February 1, 2011
Comfort food that includes one of your five-a-day, what is not to love?
I always find this time of year a bit of a challenge. Up until January I am alright. Once summer is over, I manage to get through the cold months until then by looking forward to the holidays. I am the most eager Christmas bunny, so I have no problem with letting myself start to plan things from September on. Once the kids have gone back to school in the autumn it is fair game. I barely mind the cold and the light drawing in, because the calendar is moving with steady certainty towards a feast, a holiday, a sparkle-fest. But once the joys of Christmas and New Year are over, and the warmth of next summer is still months away, I start to resent the bleak weather, to feel I have nothing to look forward to. That is the time I need the comfort of baking more than ever. There is nothing like baking a cake to make something celebratory of even an ordinary day.
Add a bit of date-specific baking and then you have got yourself something to really look forward to. It punctuates the remaining grey and indoor months. It puts a little sweetness into life. You can never have too much of that.
Given the excuse of Valentines, for example, I will happily take any recipe I fancy and bake it in a heart shape. Voila! A Valentines present with real heart.
On mother’s day some muffins or a home made loaf earn definite brownie points. Add a bit of cellophane and some ribbon, and it will be such a professional looking present you will have to hammer home the fact you made it yourself.

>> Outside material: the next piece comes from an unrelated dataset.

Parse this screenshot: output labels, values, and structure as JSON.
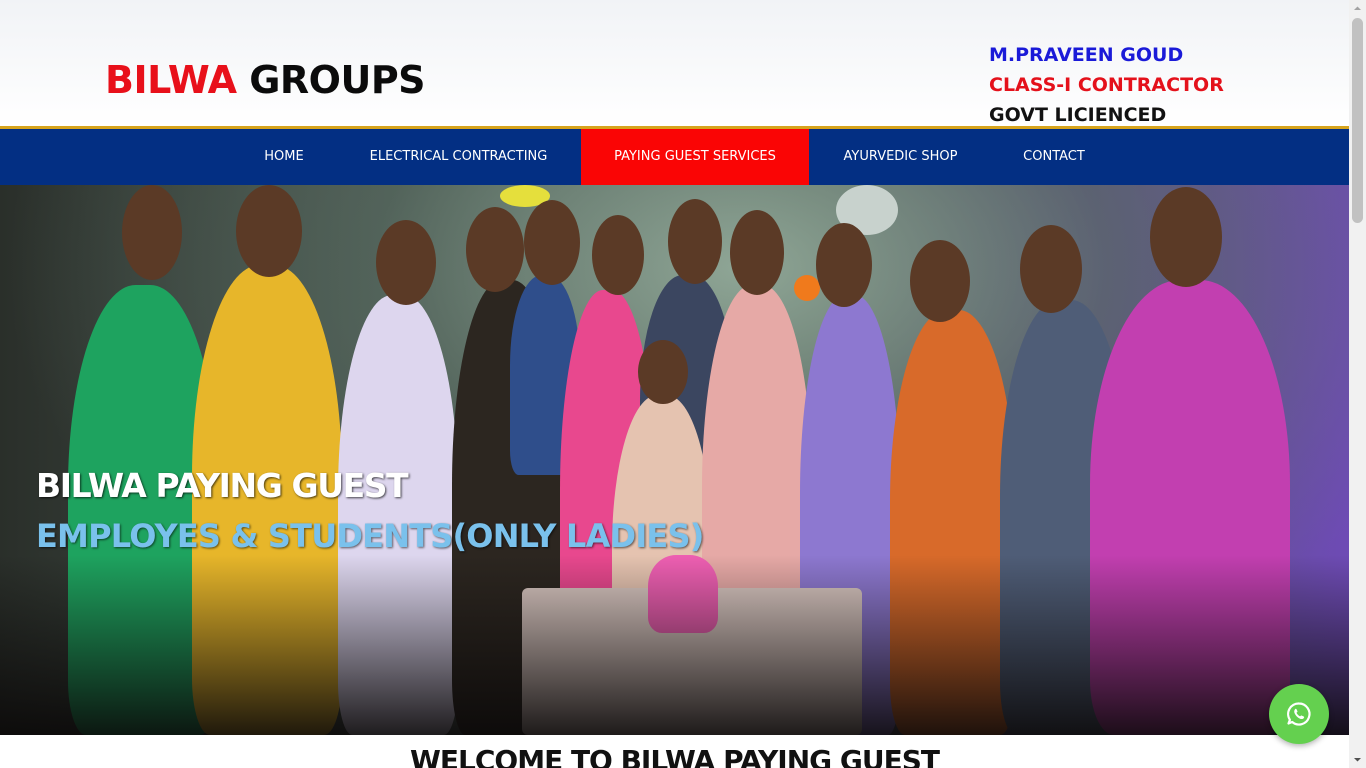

The banana bread recipe I am giving you here works perfectly for both of those scenarios, and indeed any other you may care to think of. I do most often make it as a loaf, but equally it can be made in whatever shape and size suits the occasion. It is a very flexible and forgiving recipe.
Last issue I gave you iced coffee layer cake, the first cake I made and loved as a child. I do hope you have tried it and loved it too. With this banana bread I move on a step in my own baking life to the first cake whose recipe I feel is mine.

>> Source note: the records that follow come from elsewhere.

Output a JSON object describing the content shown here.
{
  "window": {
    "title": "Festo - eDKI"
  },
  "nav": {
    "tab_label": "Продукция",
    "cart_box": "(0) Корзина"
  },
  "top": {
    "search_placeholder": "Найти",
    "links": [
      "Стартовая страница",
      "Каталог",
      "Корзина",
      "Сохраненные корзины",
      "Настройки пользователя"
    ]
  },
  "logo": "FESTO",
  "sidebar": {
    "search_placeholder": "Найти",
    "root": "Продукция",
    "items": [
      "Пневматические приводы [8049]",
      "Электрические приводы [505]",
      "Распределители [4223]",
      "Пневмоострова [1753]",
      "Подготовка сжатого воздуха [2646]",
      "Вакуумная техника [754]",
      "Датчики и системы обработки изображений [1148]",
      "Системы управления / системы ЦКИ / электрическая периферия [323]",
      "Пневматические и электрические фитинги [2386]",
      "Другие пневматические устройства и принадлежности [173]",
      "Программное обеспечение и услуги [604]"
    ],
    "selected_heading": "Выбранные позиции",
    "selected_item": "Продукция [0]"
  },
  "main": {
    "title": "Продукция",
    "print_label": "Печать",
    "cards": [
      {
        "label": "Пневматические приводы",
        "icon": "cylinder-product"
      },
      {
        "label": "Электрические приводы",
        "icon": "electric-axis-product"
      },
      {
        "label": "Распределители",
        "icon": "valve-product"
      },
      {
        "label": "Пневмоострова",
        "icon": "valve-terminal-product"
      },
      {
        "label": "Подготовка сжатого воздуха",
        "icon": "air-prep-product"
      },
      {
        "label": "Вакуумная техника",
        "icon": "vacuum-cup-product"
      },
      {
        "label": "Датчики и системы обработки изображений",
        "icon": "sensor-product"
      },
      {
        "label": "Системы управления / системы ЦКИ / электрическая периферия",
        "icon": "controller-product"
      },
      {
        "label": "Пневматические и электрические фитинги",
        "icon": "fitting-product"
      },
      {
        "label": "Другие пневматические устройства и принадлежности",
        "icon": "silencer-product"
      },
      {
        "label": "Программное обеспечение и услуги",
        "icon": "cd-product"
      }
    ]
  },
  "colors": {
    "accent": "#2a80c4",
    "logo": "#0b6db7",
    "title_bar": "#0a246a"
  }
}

Of course it started with a cookbook. My mother’s old tattered blue and white striped Joy of Cooking, a true foodies bible if ever there was one. This recipe originates with theirs, although it has certainly evolved into something else, and I can’t remember the first time I made it. I suppose some random day when I was avoiding schoolwork and needed the homely sweet and fruity kick that banana bread delivers so perfectly. It is the kind of cake you could eat for breakfast, at teatime or even as pudding with a scoop of vanilla ice cream. Then and now it is so good, so easy, and has been made so often over the years, that it has been tweaked, doctored and added to until I think it has reached banana bread perfection. So now, over to you, comfort bake away!
5oz unrefined castor sugar

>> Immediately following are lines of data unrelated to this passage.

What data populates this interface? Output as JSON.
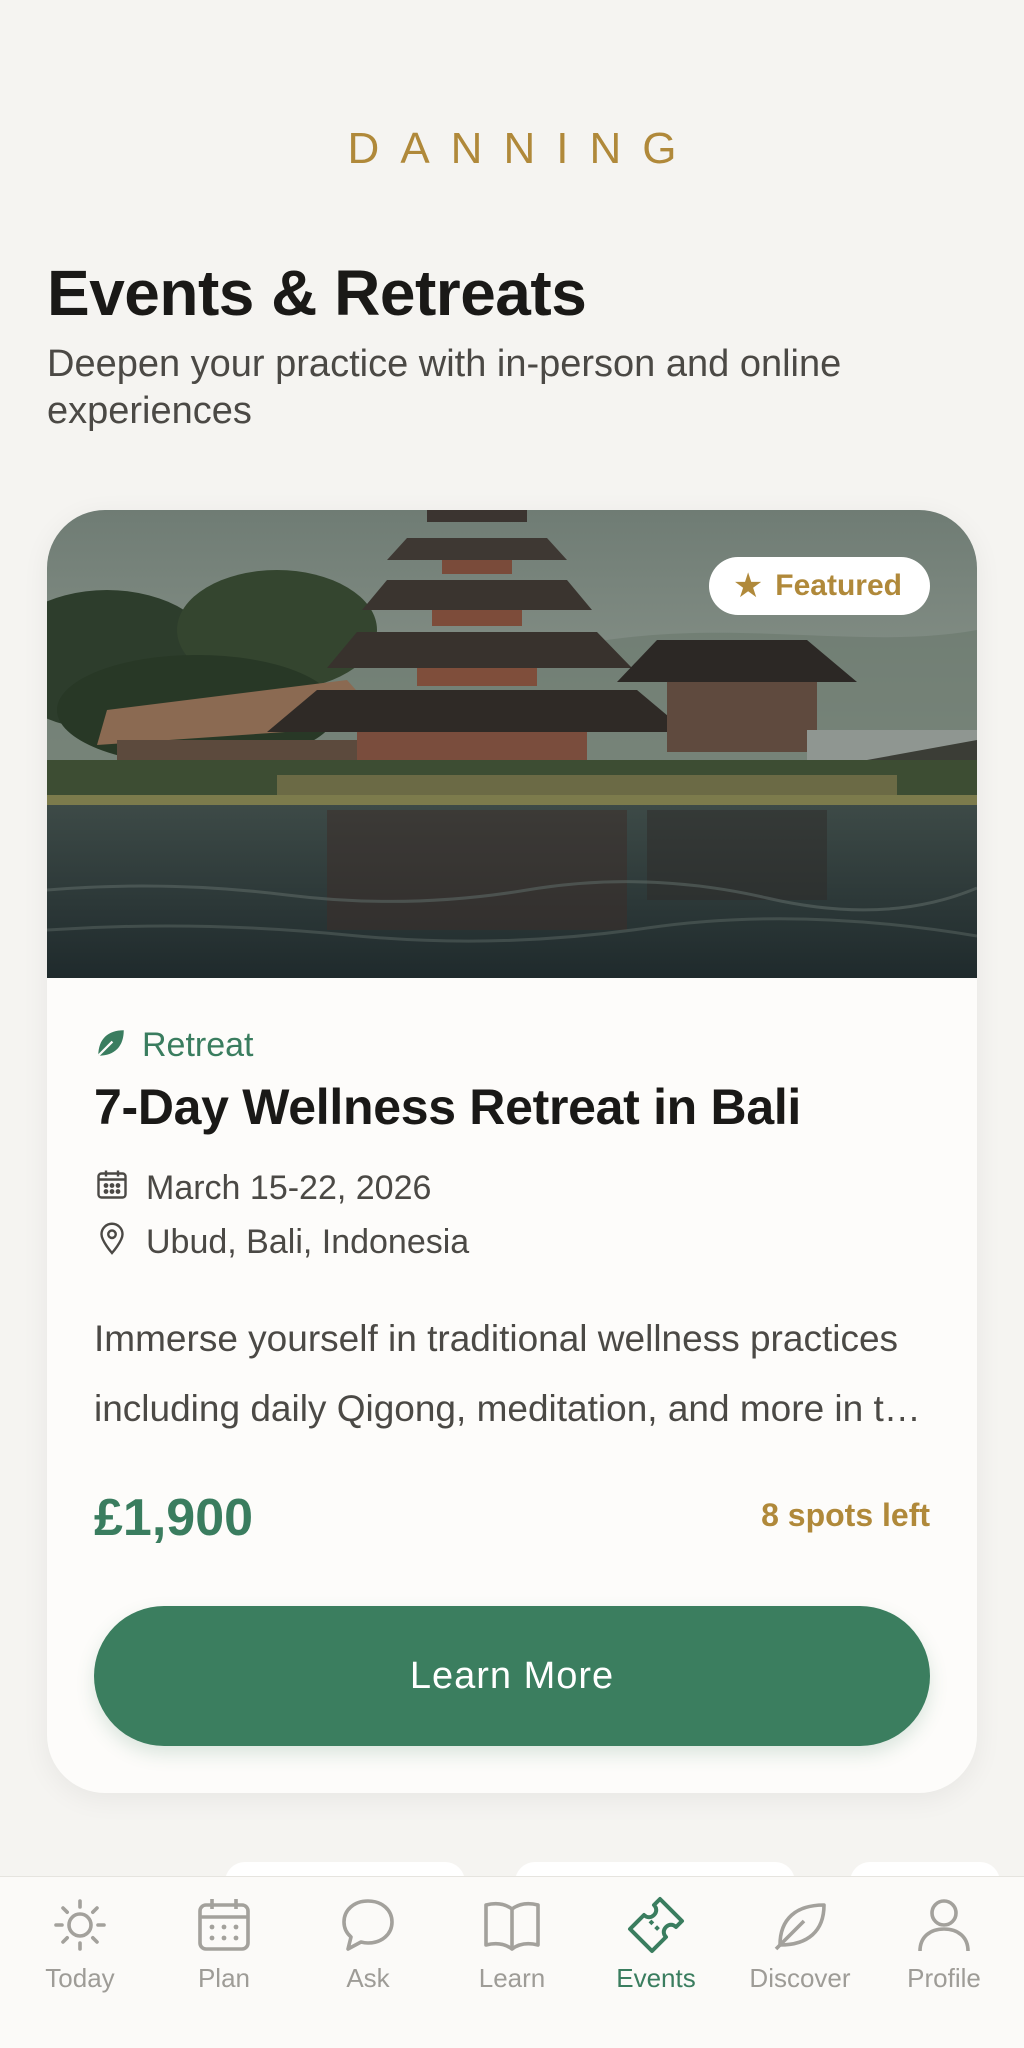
{
  "brand": "DANNING",
  "header": {
    "title": "Events & Retreats",
    "subtitle": "Deepen your practice with in-person and online experiences"
  },
  "event": {
    "badge": "Featured",
    "category": "Retreat",
    "title": "7-Day Wellness Retreat in Bali",
    "date": "March 15-22, 2026",
    "location": "Ubud, Bali, Indonesia",
    "description": "Immerse yourself in traditional wellness practices including daily Qigong, meditation, and more in the heart of Bali.",
    "price": "£1,900",
    "spots": "8 spots left",
    "cta": "Learn More"
  },
  "tabs": [
    {
      "label": "Today",
      "icon": "sun-icon",
      "active": false
    },
    {
      "label": "Plan",
      "icon": "calendar-icon",
      "active": false
    },
    {
      "label": "Ask",
      "icon": "chat-bubble-icon",
      "active": false
    },
    {
      "label": "Learn",
      "icon": "open-book-icon",
      "active": false
    },
    {
      "label": "Events",
      "icon": "ticket-icon",
      "active": true
    },
    {
      "label": "Discover",
      "icon": "leaf-icon",
      "active": false
    },
    {
      "label": "Profile",
      "icon": "person-icon",
      "active": false
    }
  ],
  "colors": {
    "accent_green": "#3b7e5f",
    "accent_gold": "#b0893a",
    "background": "#f5f4f1"
  }
}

Grated zest of one lemon
9 ¾ oz all purpose flour
2tsps baking powder
¼ tsp soda
1 tsp cinnamon
½ tsp ground ginger
3 large fully ripe bananas
(You could use any combination of dried fruit and nuts. Prunes are particularly good with this. Apricots, raisins and walnuts works brilliantly which is why I think of it as the classic version. But don’t feel tied, have a play. I have even been known to put in chunks of dark chocolate when I was feeling particularly decadent. You don’t need me to tell you that chocolate and prunes together is heaven.)
Preheat the oven to 177C.
Blend the butter with the sugar and lemon zest until creamy.
Beat in the egg.
Sift the flour, baking powder, soda and spices into a separate bowl.
Mash the bananas in a third bowl.
Add the sifted ingredients in about 3 parts to the sugar mixture alternately with the banana pulp. Beat each time until smooth.
Chop the apricots and nuts very roughly. (I think you really want to come across large pieces in the final loaf.) Fold the apricots, nuts and raisins into the cake mixture.
Place in a greased loaf tin. Bake in the oven for about an hour, or until a skewer comes out clean. Do start to check it at around 45 minutes, you don’t want uncooked mixture, but neither do you want it to be dry.
Or if you are making in muffin sized tins, grease each one well, and they will take about 25 minutes.
This is just glorious eaten still warm from the oven; truly the food equivalent of a hug. But it does keep very well wrapped in foil in the fridge. Lightly grilled by the slice or popped in a warm oven for a moment, with or without a slick of cold butter, it is just as good days later.
This article first appeared in Cakes & Sugarcraft Magazine issue 112.